But what of the standard of football which is, clearly, far below what he is used to?

“I don’t think the guys at the top of football here want to be compared to anyone,” Gerrard states. “They want to be themselves. They are ambitious, they are passionate. They want to support the local players. The key to the chats I have with [Saudi national team coach Roberto] Mancini is they are very passionate about their own players and want them to be as competitive and strong and talented as they possibly can. There is a lot of talent in Saudi but they need to understand elite.”

Gerrard wants to take on that role. “Whatever I can do to make a difference, I will do that,” he says. “The Saudi guys I have worked with want to hang on to every word. I see that when they question Gini Wijnaldum. I don’t want to compare Saudi to the Premier League because that’s unfair and there’s a recognition here that they know they are not there. But the potential and the hunger and the passion to grow the game and be the best version of themselves I can 100 per cent guarantee that.”

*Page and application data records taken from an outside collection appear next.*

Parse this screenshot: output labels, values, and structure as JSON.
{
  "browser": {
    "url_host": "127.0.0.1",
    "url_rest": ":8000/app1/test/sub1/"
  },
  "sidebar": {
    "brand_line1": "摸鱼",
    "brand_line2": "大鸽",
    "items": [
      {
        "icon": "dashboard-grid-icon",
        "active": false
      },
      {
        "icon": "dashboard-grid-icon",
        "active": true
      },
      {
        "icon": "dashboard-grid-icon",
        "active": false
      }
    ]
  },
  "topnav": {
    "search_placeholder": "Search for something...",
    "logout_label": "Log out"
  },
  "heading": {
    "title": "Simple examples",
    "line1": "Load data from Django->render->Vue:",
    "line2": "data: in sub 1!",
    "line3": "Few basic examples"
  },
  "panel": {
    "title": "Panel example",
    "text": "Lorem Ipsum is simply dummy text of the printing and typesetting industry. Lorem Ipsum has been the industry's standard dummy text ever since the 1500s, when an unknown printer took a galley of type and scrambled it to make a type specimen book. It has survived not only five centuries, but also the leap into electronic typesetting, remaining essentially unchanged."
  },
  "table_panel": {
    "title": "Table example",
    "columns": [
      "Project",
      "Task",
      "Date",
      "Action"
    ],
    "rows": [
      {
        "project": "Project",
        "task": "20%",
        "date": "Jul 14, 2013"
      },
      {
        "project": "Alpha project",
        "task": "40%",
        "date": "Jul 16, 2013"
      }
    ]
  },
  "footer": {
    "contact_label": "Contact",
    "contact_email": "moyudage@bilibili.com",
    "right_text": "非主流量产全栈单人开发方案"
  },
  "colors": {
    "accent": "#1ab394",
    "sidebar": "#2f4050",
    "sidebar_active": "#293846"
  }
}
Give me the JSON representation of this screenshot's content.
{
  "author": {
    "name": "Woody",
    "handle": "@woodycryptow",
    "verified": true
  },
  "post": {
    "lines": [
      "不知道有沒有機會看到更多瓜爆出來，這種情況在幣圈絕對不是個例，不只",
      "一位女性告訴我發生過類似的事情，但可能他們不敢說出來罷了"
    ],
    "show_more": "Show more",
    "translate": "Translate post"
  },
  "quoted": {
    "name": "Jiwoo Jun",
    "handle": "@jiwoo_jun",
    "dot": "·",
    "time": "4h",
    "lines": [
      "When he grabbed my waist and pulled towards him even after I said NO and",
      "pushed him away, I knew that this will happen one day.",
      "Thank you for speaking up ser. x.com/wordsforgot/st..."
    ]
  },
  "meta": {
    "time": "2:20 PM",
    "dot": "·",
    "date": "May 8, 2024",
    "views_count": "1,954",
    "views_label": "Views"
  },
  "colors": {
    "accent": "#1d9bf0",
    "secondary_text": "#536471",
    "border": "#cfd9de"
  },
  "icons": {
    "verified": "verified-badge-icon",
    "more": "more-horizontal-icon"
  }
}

‘I want to be loyal back to the people who have been loyal to me’

Listening to Gerrard talk, even adopting Ferguson’s phrase of wanting to be the “noisy neighbour” to take on the PIF clubs, it appears he is in no hurry to return to England.

“When I sign up to something I am loyal. I want to see it out,” Gerrard says. “I would like to continue to build on the work that has been done on and off the pitch so far.

“I am on the pitch every single day. I am looking at other managers out here, competing against them. The league is going to continue to grow and I am in it, I am inside it.

“Now, I know what you are thinking – is it going to help me get back to where I eventually dream of getting back to? That’s for other people to decide.

“But I went for job interviews at the time, came close to a couple of jobs, and I didn’t want the period of being out of the game to be too long – not to be forgotten about because I know who I am without ‘blowing smoke’. But I was keen to get back on the grass, the fire came and this was a project where I could get a fair chance to make a difference and make a change.

“People have a perception of Saudi and this league and a lot of opinions on it, which they are allowed to have. But my advice is – don’t guess at that opinion, come and see it for yourself. I have had a really positive, enjoyable experience so far. It has been really challenging professionally – on and off the pitch.

“But I am enjoying my life. I want to give it the best shot I can give. I want to be loyal back to the people who have been loyal to me and I want to make a difference here in a positive way.

“I am still ambitious and hungry to be the best I can in my coaching career. So, will I coach elsewhere after this? Yes, I will. I am young. I have had success. I have had a knock. I am in the process of trying to recover from that while being in an environment where I can do a good job.”